Each line of the listing is to be copied exactly.
.....
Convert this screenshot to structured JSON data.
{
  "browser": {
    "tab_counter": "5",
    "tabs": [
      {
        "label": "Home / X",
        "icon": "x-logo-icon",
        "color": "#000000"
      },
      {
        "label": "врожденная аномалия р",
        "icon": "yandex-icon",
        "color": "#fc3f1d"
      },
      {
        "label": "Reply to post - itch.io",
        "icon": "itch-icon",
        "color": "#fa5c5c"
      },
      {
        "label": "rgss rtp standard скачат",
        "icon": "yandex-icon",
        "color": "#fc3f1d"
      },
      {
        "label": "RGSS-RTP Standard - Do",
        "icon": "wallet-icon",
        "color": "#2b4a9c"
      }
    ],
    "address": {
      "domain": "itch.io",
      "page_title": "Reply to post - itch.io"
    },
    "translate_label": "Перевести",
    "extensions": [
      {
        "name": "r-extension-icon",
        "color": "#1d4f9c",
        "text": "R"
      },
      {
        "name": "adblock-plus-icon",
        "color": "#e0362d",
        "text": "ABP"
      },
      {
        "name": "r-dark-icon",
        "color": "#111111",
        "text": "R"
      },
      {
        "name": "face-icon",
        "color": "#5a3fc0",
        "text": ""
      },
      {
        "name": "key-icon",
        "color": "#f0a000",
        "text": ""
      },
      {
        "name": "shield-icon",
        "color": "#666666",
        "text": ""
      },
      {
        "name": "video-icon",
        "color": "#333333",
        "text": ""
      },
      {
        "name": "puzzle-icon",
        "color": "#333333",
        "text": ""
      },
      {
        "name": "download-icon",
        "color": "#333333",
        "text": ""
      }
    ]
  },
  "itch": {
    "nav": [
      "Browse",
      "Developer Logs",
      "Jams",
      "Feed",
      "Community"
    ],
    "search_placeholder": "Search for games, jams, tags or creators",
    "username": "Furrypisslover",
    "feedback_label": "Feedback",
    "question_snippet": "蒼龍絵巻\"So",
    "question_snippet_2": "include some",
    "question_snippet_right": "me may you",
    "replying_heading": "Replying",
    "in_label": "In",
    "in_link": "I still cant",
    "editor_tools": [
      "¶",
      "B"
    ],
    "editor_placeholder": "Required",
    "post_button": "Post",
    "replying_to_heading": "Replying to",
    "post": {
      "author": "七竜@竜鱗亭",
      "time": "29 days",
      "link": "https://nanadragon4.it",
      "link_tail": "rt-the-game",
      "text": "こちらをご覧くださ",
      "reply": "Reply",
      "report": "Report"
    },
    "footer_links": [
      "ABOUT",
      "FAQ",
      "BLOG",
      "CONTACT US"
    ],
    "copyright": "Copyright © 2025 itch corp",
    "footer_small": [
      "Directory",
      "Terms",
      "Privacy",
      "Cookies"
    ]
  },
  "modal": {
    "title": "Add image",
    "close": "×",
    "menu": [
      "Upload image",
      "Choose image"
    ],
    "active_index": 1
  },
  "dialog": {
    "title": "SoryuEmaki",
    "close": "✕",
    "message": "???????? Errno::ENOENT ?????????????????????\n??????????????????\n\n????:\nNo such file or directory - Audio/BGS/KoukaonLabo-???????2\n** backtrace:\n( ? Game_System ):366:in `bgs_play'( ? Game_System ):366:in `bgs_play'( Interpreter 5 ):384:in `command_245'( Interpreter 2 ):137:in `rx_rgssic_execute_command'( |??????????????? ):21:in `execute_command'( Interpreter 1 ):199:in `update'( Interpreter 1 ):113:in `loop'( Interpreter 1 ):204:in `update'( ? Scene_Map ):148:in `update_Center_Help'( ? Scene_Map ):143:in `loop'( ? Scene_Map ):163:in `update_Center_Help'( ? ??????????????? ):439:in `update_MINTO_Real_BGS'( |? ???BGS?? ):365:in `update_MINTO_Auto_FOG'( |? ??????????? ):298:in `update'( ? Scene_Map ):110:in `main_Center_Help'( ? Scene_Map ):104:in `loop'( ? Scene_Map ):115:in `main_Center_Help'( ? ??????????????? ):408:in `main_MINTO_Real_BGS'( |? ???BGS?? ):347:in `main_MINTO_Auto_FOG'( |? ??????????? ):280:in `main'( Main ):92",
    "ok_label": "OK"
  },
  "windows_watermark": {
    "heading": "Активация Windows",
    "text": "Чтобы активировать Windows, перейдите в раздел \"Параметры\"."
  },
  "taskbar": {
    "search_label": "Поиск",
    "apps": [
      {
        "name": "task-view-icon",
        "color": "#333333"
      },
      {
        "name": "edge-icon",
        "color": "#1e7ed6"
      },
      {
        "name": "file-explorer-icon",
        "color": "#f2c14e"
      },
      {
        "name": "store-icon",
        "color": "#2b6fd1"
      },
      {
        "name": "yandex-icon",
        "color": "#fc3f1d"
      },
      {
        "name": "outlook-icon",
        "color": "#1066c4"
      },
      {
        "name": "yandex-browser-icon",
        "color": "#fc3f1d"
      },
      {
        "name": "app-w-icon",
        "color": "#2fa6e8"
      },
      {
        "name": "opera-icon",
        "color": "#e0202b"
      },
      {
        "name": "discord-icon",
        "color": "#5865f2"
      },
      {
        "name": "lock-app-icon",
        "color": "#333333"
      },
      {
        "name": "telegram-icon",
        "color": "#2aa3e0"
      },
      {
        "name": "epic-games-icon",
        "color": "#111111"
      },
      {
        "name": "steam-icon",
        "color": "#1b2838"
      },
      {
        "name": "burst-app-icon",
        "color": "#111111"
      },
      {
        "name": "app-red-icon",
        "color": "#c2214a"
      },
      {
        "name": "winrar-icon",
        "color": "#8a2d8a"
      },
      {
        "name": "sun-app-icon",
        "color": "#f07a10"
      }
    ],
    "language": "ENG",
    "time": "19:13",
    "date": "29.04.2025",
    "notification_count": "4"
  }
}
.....
§ Written response:
Convert this screenshot to structured JSON data.
{
  "browser": {
    "tab_counter": "5",
    "tabs": [
      {
        "label": "Home / X",
        "icon": "x-logo-icon",
        "color": "#000000"
      },
      {
        "label": "врожденная аномалия р",
        "icon": "yandex-icon",
        "color": "#fc3f1d"
      },
      {
        "label": "Reply to post - itch.io",
        "icon": "itch-icon",
        "color": "#fa5c5c"
      },
      {
        "label": "rgss rtp standard скачат",
        "icon": "yandex-icon",
        "color": "#fc3f1d"
      },
      {
        "label": "RGSS-RTP Standard - Do",
        "icon": "wallet-icon",
        "color": "#2b4a9c"
      }
    ],
    "address": {
      "domain": "itch.io",
      "page_title": "Reply to post - itch.io"
    },
    "translate_label": "Перевести",
    "extensions": [
      {
        "name": "r-extension-icon",
        "color": "#1d4f9c",
        "text": "R"
      },
      {
        "name": "adblock-plus-icon",
        "color": "#e0362d",
        "text": "ABP"
      },
      {
        "name": "r-dark-icon",
        "color": "#111111",
        "text": "R"
      },
      {
        "name": "face-icon",
        "color": "#5a3fc0",
        "text": ""
      },
      {
        "name": "key-icon",
        "color": "#f0a000",
        "text": ""
      },
      {
        "name": "shield-icon",
        "color": "#666666",
        "text": ""
      },
      {
        "name": "video-icon",
        "color": "#333333",
        "text": ""
      },
      {
        "name": "puzzle-icon",
        "color": "#333333",
        "text": ""
      },
      {
        "name": "download-icon",
        "color": "#333333",
        "text": ""
      }
    ]
  },
  "itch": {
    "nav": [
      "Browse",
      "Developer Logs",
      "Jams",
      "Feed",
      "Community"
    ],
    "search_placeholder": "Search for games, jams, tags or creators",
    "username": "Furrypisslover",
    "feedback_label": "Feedback",
    "question_snippet": "蒼龍絵巻\"So",
    "question_snippet_2": "include some",
    "question_snippet_right": "me may you",
    "replying_heading": "Replying",
    "in_label": "In",
    "in_link": "I still cant",
    "editor_tools": [
      "¶",
      "B"
    ],
    "editor_placeholder": "Required",
    "post_button": "Post",
    "replying_to_heading": "Replying to",
    "post": {
      "author": "七竜@竜鱗亭",
      "time": "29 days",
      "link": "https://nanadragon4.it",
      "link_tail": "rt-the-game",
      "text": "こちらをご覧くださ",
      "reply": "Reply",
      "report": "Report"
    },
    "footer_links": [
      "ABOUT",
      "FAQ",
      "BLOG",
      "CONTACT US"
    ],
    "copyright": "Copyright © 2025 itch corp",
    "footer_small": [
      "Directory",
      "Terms",
      "Privacy",
      "Cookies"
    ]
  },
  "modal": {
    "title": "Add image",
    "close": "×",
    "menu": [
      "Upload image",
      "Choose image"
    ],
    "active_index": 1
  },
  "dialog": {
    "title": "SoryuEmaki",
    "close": "✕",
    "message": "???????? Errno::ENOENT ?????????????????????\n??????????????????\n\n????:\nNo such file or directory - Audio/BGS/KoukaonLabo-???????2\n** backtrace:\n( ? Game_System ):366:in `bgs_play'( ? Game_System ):366:in `bgs_play'( Interpreter 5 ):384:in `command_245'( Interpreter 2 ):137:in `rx_rgssic_execute_command'( |??????????????? ):21:in `execute_command'( Interpreter 1 ):199:in `update'( Interpreter 1 ):113:in `loop'( Interpreter 1 ):204:in `update'( ? Scene_Map ):148:in `update_Center_Help'( ? Scene_Map ):143:in `loop'( ? Scene_Map ):163:in `update_Center_Help'( ? ??????????????? ):439:in `update_MINTO_Real_BGS'( |? ???BGS?? ):365:in `update_MINTO_Auto_FOG'( |? ??????????? ):298:in `update'( ? Scene_Map ):110:in `main_Center_Help'( ? Scene_Map ):104:in `loop'( ? Scene_Map ):115:in `main_Center_Help'( ? ??????????????? ):408:in `main_MINTO_Real_BGS'( |? ???BGS?? ):347:in `main_MINTO_Auto_FOG'( |? ??????????? ):280:in `main'( Main ):92",
    "ok_label": "OK"
  },
  "windows_watermark": {
    "heading": "Активация Windows",
    "text": "Чтобы активировать Windows, перейдите в раздел \"Параметры\"."
  },
  "taskbar": {
    "search_label": "Поиск",
    "apps": [
      {
        "name": "task-view-icon",
        "color": "#333333"
      },
      {
        "name": "edge-icon",
        "color": "#1e7ed6"
      },
      {
        "name": "file-explorer-icon",
        "color": "#f2c14e"
      },
      {
        "name": "store-icon",
        "color": "#2b6fd1"
      },
      {
        "name": "yandex-icon",
        "color": "#fc3f1d"
      },
      {
        "name": "outlook-icon",
        "color": "#1066c4"
      },
      {
        "name": "yandex-browser-icon",
        "color": "#fc3f1d"
      },
      {
        "name": "app-w-icon",
        "color": "#2fa6e8"
      },
      {
        "name": "opera-icon",
        "color": "#e0202b"
      },
      {
        "name": "discord-icon",
        "color": "#5865f2"
      },
      {
        "name": "lock-app-icon",
        "color": "#333333"
      },
      {
        "name": "telegram-icon",
        "color": "#2aa3e0"
      },
      {
        "name": "epic-games-icon",
        "color": "#111111"
      },
      {
        "name": "steam-icon",
        "color": "#1b2838"
      },
      {
        "name": "burst-app-icon",
        "color": "#111111"
      },
      {
        "name": "app-red-icon",
        "color": "#c2214a"
      },
      {
        "name": "winrar-icon",
        "color": "#8a2d8a"
      },
      {
        "name": "sun-app-icon",
        "color": "#f07a10"
      }
    ],
    "language": "ENG",
    "time": "19:13",
    "date": "29.04.2025",
    "notification_count": "4"
  }
}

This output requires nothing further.